A few years ago, a company called VIP Products, Inc. (“VIP”) created and began selling a plastic squeaky dog chew toy in the shape of a whiskey bottle meant to parody a Jack Daniel’s whiskey bottle. In general, VIP sells a whole line of squeaky dog toys called “Silly Squeakers” VIP sold over a million of the toys from 2007 to 2017. In 2013, VIP introduced the “Bad Spaniels” toy which, as noted, was/is in the shape of a Jack Daniel’s bottle. The toy had/has an image of a spaniel over the words “Bad Spaniels” and contains the phrase “the Old No. 2, on your Tennessee Carpet.” The Jack Daniel’s label says: “Old No. 7 Brand Tennessee Sour Mash Whiskey.” Further, the normal alcohol content descriptions found on the Jack Daniel’s bottle were changed to say “43% POO BY VOL.” and “100% SMELLY.” Finally, VIP affixed a tag to the Bad Spaniels squeaker toy that said the “product is not affiliated with Jack Daniel Distillery.”
When the Bad Spaniels toy was first marketed and sold, Jack Daniel’s Distillery was not amused and immediately sent VIP a cease and desist letter claiming, among other things, infringement of its trademarks.

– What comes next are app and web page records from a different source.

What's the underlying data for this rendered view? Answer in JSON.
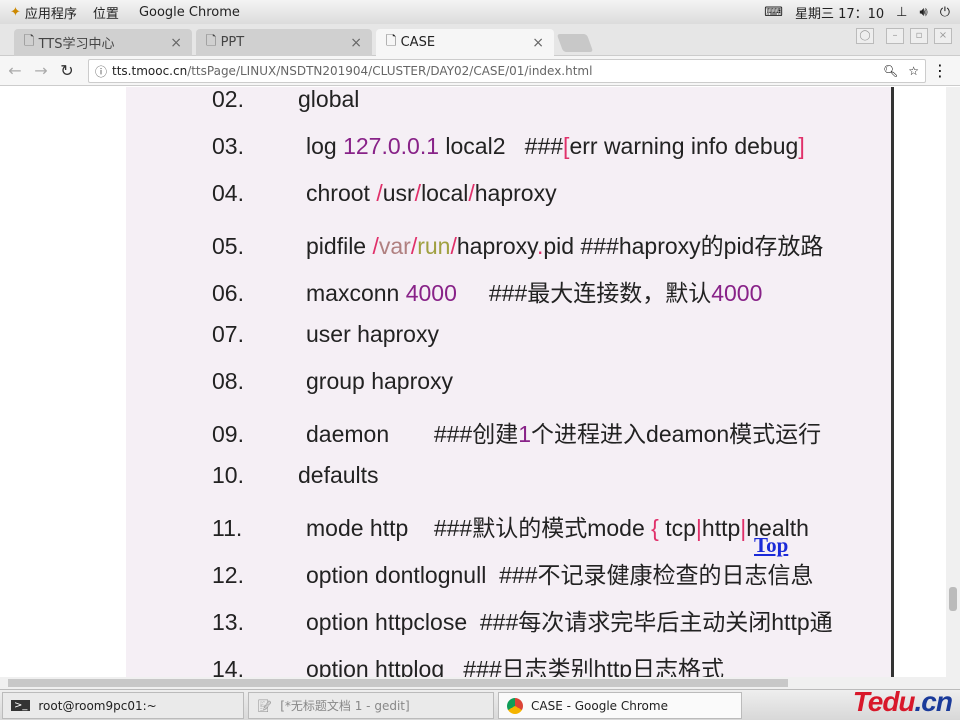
{
  "topbar": {
    "apps": "应用程序",
    "places": "位置",
    "app_name": "Google Chrome",
    "datetime": "星期三 17：10"
  },
  "tabs": [
    {
      "label": "TTS学习中心"
    },
    {
      "label": "PPT"
    },
    {
      "label": "CASE"
    }
  ],
  "address": {
    "host": "tts.tmooc.cn",
    "path": "/ttsPage/LINUX/NSDTN201904/CLUSTER/DAY02/CASE/01/index.html"
  },
  "code_lines": [
    {
      "n": "02.",
      "indent": 0,
      "segs": [
        {
          "t": "global"
        }
      ]
    },
    {
      "n": "03.",
      "indent": 1,
      "segs": [
        {
          "t": "log "
        },
        {
          "t": "127.0.0.1",
          "c": "num"
        },
        {
          "t": " local2   ###"
        },
        {
          "t": "[",
          "c": "sl"
        },
        {
          "t": "err warning info debug"
        },
        {
          "t": "]",
          "c": "sl"
        }
      ]
    },
    {
      "n": "04.",
      "indent": 1,
      "segs": [
        {
          "t": "chroot "
        },
        {
          "t": "/",
          "c": "sl"
        },
        {
          "t": "usr"
        },
        {
          "t": "/",
          "c": "sl"
        },
        {
          "t": "local"
        },
        {
          "t": "/",
          "c": "sl"
        },
        {
          "t": "haproxy"
        }
      ]
    },
    {
      "n": "05.",
      "indent": 1,
      "segs": [
        {
          "t": "pidfile "
        },
        {
          "t": "/",
          "c": "sl"
        },
        {
          "t": "var",
          "c": "var"
        },
        {
          "t": "/",
          "c": "sl"
        },
        {
          "t": "run",
          "c": "run"
        },
        {
          "t": "/",
          "c": "sl"
        },
        {
          "t": "haproxy"
        },
        {
          "t": ".",
          "c": "sl"
        },
        {
          "t": "pid ###haproxy的pid存放路"
        }
      ]
    },
    {
      "n": "06.",
      "indent": 1,
      "segs": [
        {
          "t": "maxconn "
        },
        {
          "t": "4000",
          "c": "num"
        },
        {
          "t": "     ###最大连接数，默认"
        },
        {
          "t": "4000",
          "c": "num"
        }
      ]
    },
    {
      "n": "07.",
      "indent": 1,
      "segs": [
        {
          "t": "user haproxy"
        }
      ]
    },
    {
      "n": "08.",
      "indent": 1,
      "segs": [
        {
          "t": "group haproxy"
        }
      ]
    },
    {
      "n": "09.",
      "indent": 1,
      "segs": [
        {
          "t": "daemon       ###创建"
        },
        {
          "t": "1",
          "c": "num"
        },
        {
          "t": "个进程进入deamon模式运行"
        }
      ]
    },
    {
      "n": "10.",
      "indent": 0,
      "segs": [
        {
          "t": "defaults"
        }
      ]
    },
    {
      "n": "11.",
      "indent": 1,
      "segs": [
        {
          "t": "mode http    ###默认的模式mode "
        },
        {
          "t": "{",
          "c": "sl"
        },
        {
          "t": " tcp"
        },
        {
          "t": "|",
          "c": "sl"
        },
        {
          "t": "http"
        },
        {
          "t": "|",
          "c": "sl"
        },
        {
          "t": "health"
        }
      ]
    },
    {
      "n": "12.",
      "indent": 1,
      "segs": [
        {
          "t": "option dontlognull  ###不记录健康检查的日志信息"
        }
      ]
    },
    {
      "n": "13.",
      "indent": 1,
      "segs": [
        {
          "t": "option httpclose  ###每次请求完毕后主动关闭http通"
        }
      ]
    },
    {
      "n": "14.",
      "indent": 1,
      "segs": [
        {
          "t": "option httplog   ###日志类别http日志格式"
        }
      ]
    }
  ],
  "top_link": "Top",
  "taskbar": [
    {
      "label": "root@room9pc01:~"
    },
    {
      "label": "[*无标题文档 1 - gedit]"
    },
    {
      "label": "CASE - Google Chrome"
    }
  ],
  "logo": "Tedu.cn",
  "colors": {
    "number": "#882288",
    "punct": "#e0306a",
    "link": "#1a2ad8"
  }
}
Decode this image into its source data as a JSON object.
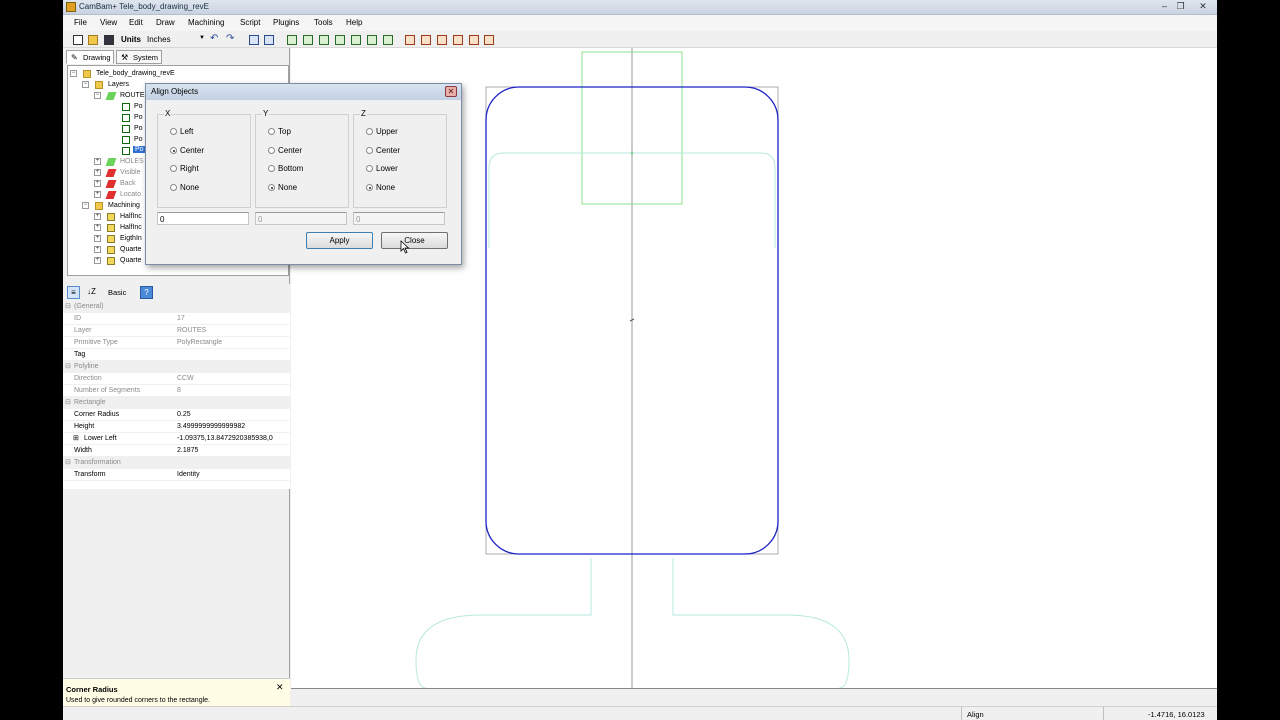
{
  "window": {
    "title": "CamBam+  Tele_body_drawing_revE",
    "app_icon": "cambam-icon",
    "controls": [
      "minimize-icon",
      "maximize-icon",
      "close-icon"
    ]
  },
  "menu": [
    "File",
    "View",
    "Edit",
    "Draw",
    "Machining",
    "Script",
    "Plugins",
    "Tools",
    "Help"
  ],
  "toolbar": {
    "units_label": "Units",
    "units_value": "Inches"
  },
  "left_tabs": [
    "Drawing",
    "System"
  ],
  "tree": {
    "root": "Tele_body_drawing_revE",
    "layers": "Layers",
    "routes": "ROUTES",
    "polys": [
      "Po",
      "Po",
      "Po",
      "Po",
      "Po"
    ],
    "layer_items": [
      "HOLES",
      "Visible",
      "Back",
      "Locato"
    ],
    "machining": "Machining",
    "machining_items": [
      "HalfInc",
      "HalfInc",
      "EigthIn",
      "Quarte",
      "Quarte"
    ]
  },
  "props_toolbar": {
    "mode": "Basic"
  },
  "properties": {
    "general": "(General)",
    "id_key": "ID",
    "id_val": "17",
    "layer_key": "Layer",
    "layer_val": "ROUTES",
    "ptype_key": "Primitive Type",
    "ptype_val": "PolyRectangle",
    "tag_key": "Tag",
    "tag_val": "",
    "polyline": "Polyline",
    "dir_key": "Direction",
    "dir_val": "CCW",
    "nseg_key": "Number of Segments",
    "nseg_val": "8",
    "rectangle": "Rectangle",
    "cr_key": "Corner Radius",
    "cr_val": "0.25",
    "h_key": "Height",
    "h_val": "3.4999999999999982",
    "ll_key": "Lower Left",
    "ll_val": "-1.09375,13.8472920385938,0",
    "w_key": "Width",
    "w_val": "2.1875",
    "transformation": "Transformation",
    "tf_key": "Transform",
    "tf_val": "Identity"
  },
  "help": {
    "title": "Corner Radius",
    "text": "Used to give rounded corners to the rectangle."
  },
  "dialog": {
    "title": "Align Objects",
    "x": {
      "label": "X",
      "options": [
        "Left",
        "Center",
        "Right",
        "None"
      ],
      "selected": "Center",
      "value": "0"
    },
    "y": {
      "label": "Y",
      "options": [
        "Top",
        "Center",
        "Bottom",
        "None"
      ],
      "selected": "None",
      "value": "0"
    },
    "z": {
      "label": "Z",
      "options": [
        "Upper",
        "Center",
        "Lower",
        "None"
      ],
      "selected": "None",
      "value": "0"
    },
    "apply": "Apply",
    "close": "Close"
  },
  "status": {
    "mode": "Align",
    "coords": "-1.4716, 16.0123"
  },
  "colors": {
    "selected_outline": "#1a22c8",
    "layer_cyan": "#b8e8e0",
    "layer_green": "#8ee08e",
    "axis": "#999999"
  }
}
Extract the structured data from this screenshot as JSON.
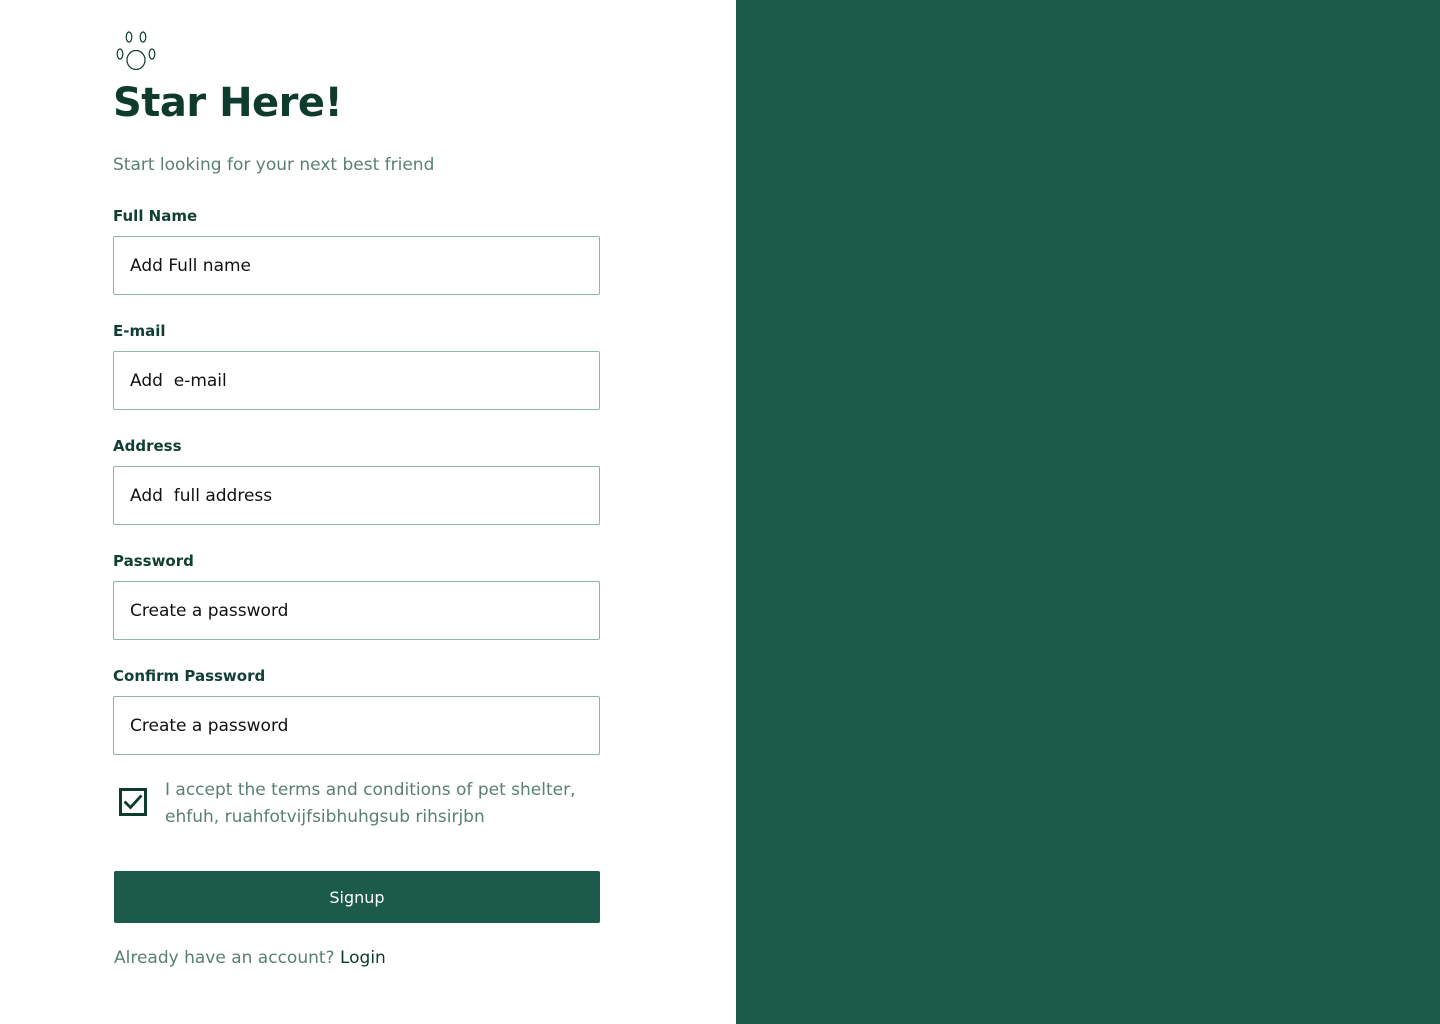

VIP then filed suit in a federal court in California seeking a declaration from the court that there was no infringement.
With respect to the trademark infringement claim, VIP argued that the Bad Spaniels squeaker toy did not constitute trademark infringement because it was an “expressive work.” Generally speaking there is a legal tension between trademark law and the First Amendment. Trademark law allows owners of trademarks to prevent others from using trademarks. This is a form of speech suppression, a denial of free speech. By contrast, the First Amendment protects free speech and free expression. As a quick example, you can find yourself in legal hot water if you disparage a trademark. But you can disparage a politician without consequence.
In trademark cases, the courts use two different tests depending on whether a free speech/First Amendment issue is raised. In most cases, an owner of a trademark must prove “likelihood of confusion” between the existing trademark and the one that is alleged to be infringing. As we have discussed here, the courts use an eight-factor test to evaluate likelihood of confusion. However, when there is a claim that an “expressive work” is involved, the courts use a different test, generally referred to as the “Rogers Test” named after the case that established it. See Rogers v. Grimaldi, 875 F. 2d 994 (US 2nd Cir. 1989).
Under the Rogers test, to prove infringement, a trademark owner must show the infringing use of their trademark (1) is not “artistically relevant” or (2) that, even if artistic, use of the trademark “explicitly misleads consumers.”
As noted, at the trial level, VIP argued that the Bad Spaniels squeaky toy was an “expressive work.” However, the trial court rejected that claim as a matter of law.
Eventually, the case was appealed and, on the point of whether the chew toy was expressive, the Ninth Circuit Court of Appeals reversed the trial court. The court held — as a matter of law — that the Bad Spaniels dog toy WAS an expressive work entitled to the protection of the First Amendment. The court admitted that the dog toy was “… surely not the equivalent of the Mona Lisa,” but, nonetheless, it was an expressive work. The court acknowledged that the dog toy offers a “humorous message” which, as the court explained, is actually part of the expressive message. According to the court, by “juxtaposing the irreverent representation of the trademark with the idealized image created by the mark’s owner,” the dog toy conveyed a “simple message” “that business and product images need not always be taken too seriously.” That is a lot of meaning in a simple dog toy. The artistic meaning can be made even deeper by a pointing out something that the court did not mention: the trademark — disguised as a toy — is meant to be meant to be chewed on by a dog
In any event, based on its determination that the chew toy was an expressive work, the court sent the case back to the trial court requiring the lower court to apply the Rogers test. The court’s opinion can be found at VIP Products LLC v. Jack Daniel’s Properties, Inc., 953 F. 3d 1170 (9th Cir. March 31, 2020). Jack Daniel’s has asked the US Supreme Court to accept an appeal of the Ninth Circuit’s holding. It will be interesting to see if the High Court takes up the case.
For more information or if you have questions about creating and registering a trademark, contact the trademark lawyers at Revision Legal at 231-714-0100.